Hello zsunlight, I am not Debbie & I'm also not a medical professional however, I will share with you my experience.
My arthritic hip has been bone-on-bone for a couple of years now & although it can be painful at times, I'm getting by. My surgeon wants me to wait until I can't walk a block. I am 57 years old & my surgery would be a bit more complex than the average THR as I have a benign tumor in my femor. The condition is known as "fibrous dysplasia." The surgery would require cementing the "hardware" to the femur which, of course, would be complicated to have to undo down the road.
Getting back to your question, I do believe that bone-on-bone can worsen by damaging the bone. Keeping your weight down & performing low impact exercises is one way of postponing surgery. I find warm water aerobics to be very therapeutic.
Please keep in mind that we find more negative surgery stories on these websites than positive ones. We are all different & respond differently to various procedures, medications, etc.
In all my research on the subject of joint replacements, including first-hand stories, I believe the outcome of these surgeries, for the most part, is successful & leads to a better quality of life.
If you are younger, I would advise postponing the surgery until it becomes intolerable. Again, this is my opinion.
I'm sorry to hear of your pain, Roseie. Is it feasible for you to join a gym where there is a warm water pool? I have moderate to severe OA with Fibro & have found the warm water exercises to be very therapeutic to my joints & muscles. I have even been able to put off hip replacement surgery due to the benefits of this water exercise!
Because water exercises are not weight bearing, our bones don't benefit. However, one of the easiest exercises for most of us where the bones do benefit is simple walking. Even just a 10 minute walk a few times a day in the house would help your bones.
Have you talked to your doctor about possible bone building medications? There is a variety of choices & doctors are now having patients stay on them for about 5 years at a time with breaks in between in view of the concerns about femur breaks.
My hip has been bone-on-bone for a couple of years now & although it can be painful, I have learned to manage the condition through the help of warm water exercises. Many at the therapeutic pool I visit on a daily basis have also been able to postpone surgery by using this pool.
Each of us deals with conditions differently. We use these medical communities to share our stories.
Things to consider when contemplating surgery include level of pain, one's age, & of course, one's health.
Become as informed as possible & if it is feasible, get a second opinion.
When the surgery is elective, it should always be the last resort. One comment with respect to the negative stories concerning knee replacements, for the most part, these bulletin boards tend to attract more negative than positive stories.
In reading your last statement, I feel confident that you will make the right decision about your treatment.
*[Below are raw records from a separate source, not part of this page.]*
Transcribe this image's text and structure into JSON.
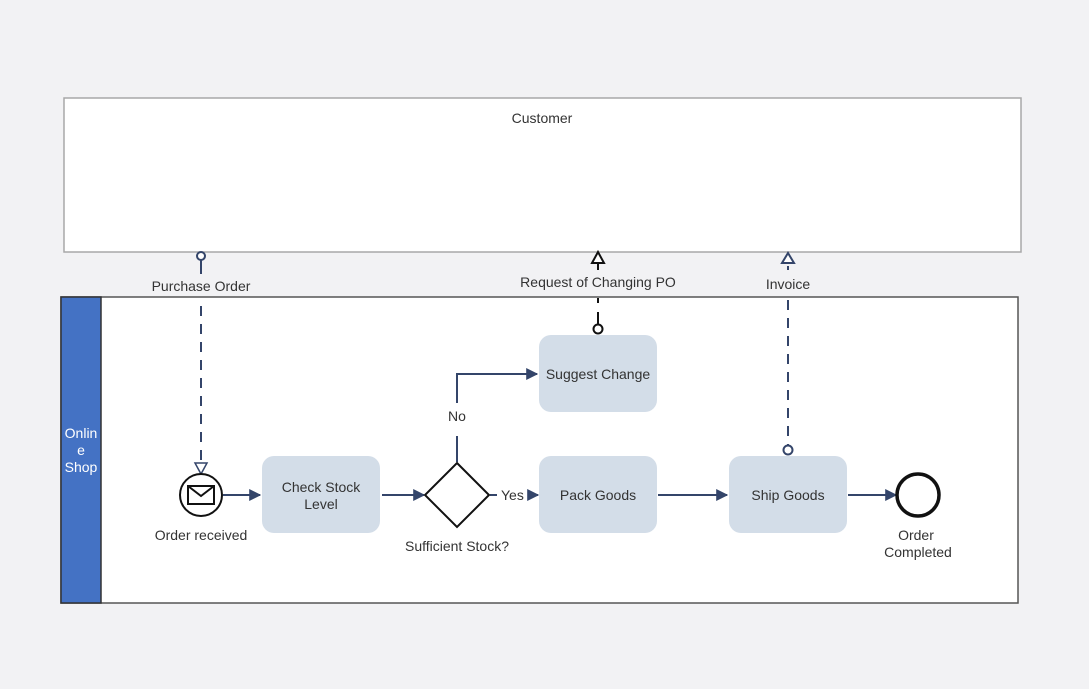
{
  "pools": {
    "customer": {
      "label": "Customer"
    },
    "shop": {
      "label_lines": [
        "Onlin",
        "e",
        "Shop"
      ],
      "lane_color": "#4472c4"
    }
  },
  "events": {
    "start": {
      "label": "Order received",
      "icon": "envelope-icon"
    },
    "end": {
      "label_lines": [
        "Order",
        "Completed"
      ]
    }
  },
  "tasks": {
    "check_stock": {
      "label_lines": [
        "Check Stock",
        "Level"
      ]
    },
    "suggest_change": {
      "label": "Suggest Change"
    },
    "pack_goods": {
      "label": "Pack Goods"
    },
    "ship_goods": {
      "label": "Ship Goods"
    }
  },
  "gateway": {
    "label": "Sufficient Stock?",
    "yes": "Yes",
    "no": "No"
  },
  "messages": {
    "purchase_order": "Purchase Order",
    "change_request": "Request of Changing PO",
    "invoice": "Invoice"
  },
  "colors": {
    "task_fill": "#d3dde8",
    "flow": "#34456a",
    "background": "#f2f2f4"
  }
}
I admire the shape you are in, mfullmike, & also your desire to continue to be active & adventurous! However, I don't think "intense" activity of any kind should be pursued after joint replacement therapy. Your doctor may advise otherwise, however, you are relatively young for this procedure & the replacement joints at this point in time are made to last for some where between 10 to 20 years.
I can fully relate as I am 57 years old & my exercise of choice for over 25 years was jogging. Over the years, I climbed a few of the high peaks in the Adirondacks & always loved hiking of any kind. Unfortunately like you, I've inherited some bad genes predisposing me for degenerative joints throughout the body. I am adjusting to this by replacing previous activities with gentler ones. My daily routine now consists of swimming & water walking, various stretching & yoga routines & land walking.
My intention is to manage my condition while hopefully slowing the inevitable progression of the osteoarthritis.
It was a tough transition but I did re-invent my exercise routine & love the new one almost as much as the old one.
Another possible culprit of your diarrhea could be the use of antibiotics. Are you taking any at this time? I know they're essential in keeping infections away, especially after joint replacement surgery. Antibiotics are known to have a negative effect on the gi system.
This is another reason you should be eating yogurt! If you are taking antibiotics, they deplete the body of good bacteria as well as the bad. The acidopholous (sp?) in the yogurt replaces the good bacteria allowing for a better functioning intestinal tract.
Hello arbob5, Firstly, congratulations on your quick recovery & lack of pain from this major surgery.
I am not a medical professional however, I do a lot of reading on the subject. It's not uncommon to suffer "side effects" from major surgery. Because you suffer from uc, I'm sure your digestive system is more vulnerable & such trauma as surgery makes you more prone to this side effect.
Assuming it's nothing more serious than that, have you tried the BRAT diet? Bananas, Rice, Applesauce & Toast are supposed to help with symptoms of diarrhea. I find non-fat plain yogurt helps as well.
Try that diet for a while & keep in touch with your GI doctor. Sometimes effects from surgery can be long lasting. I hope this is not the case with your problem.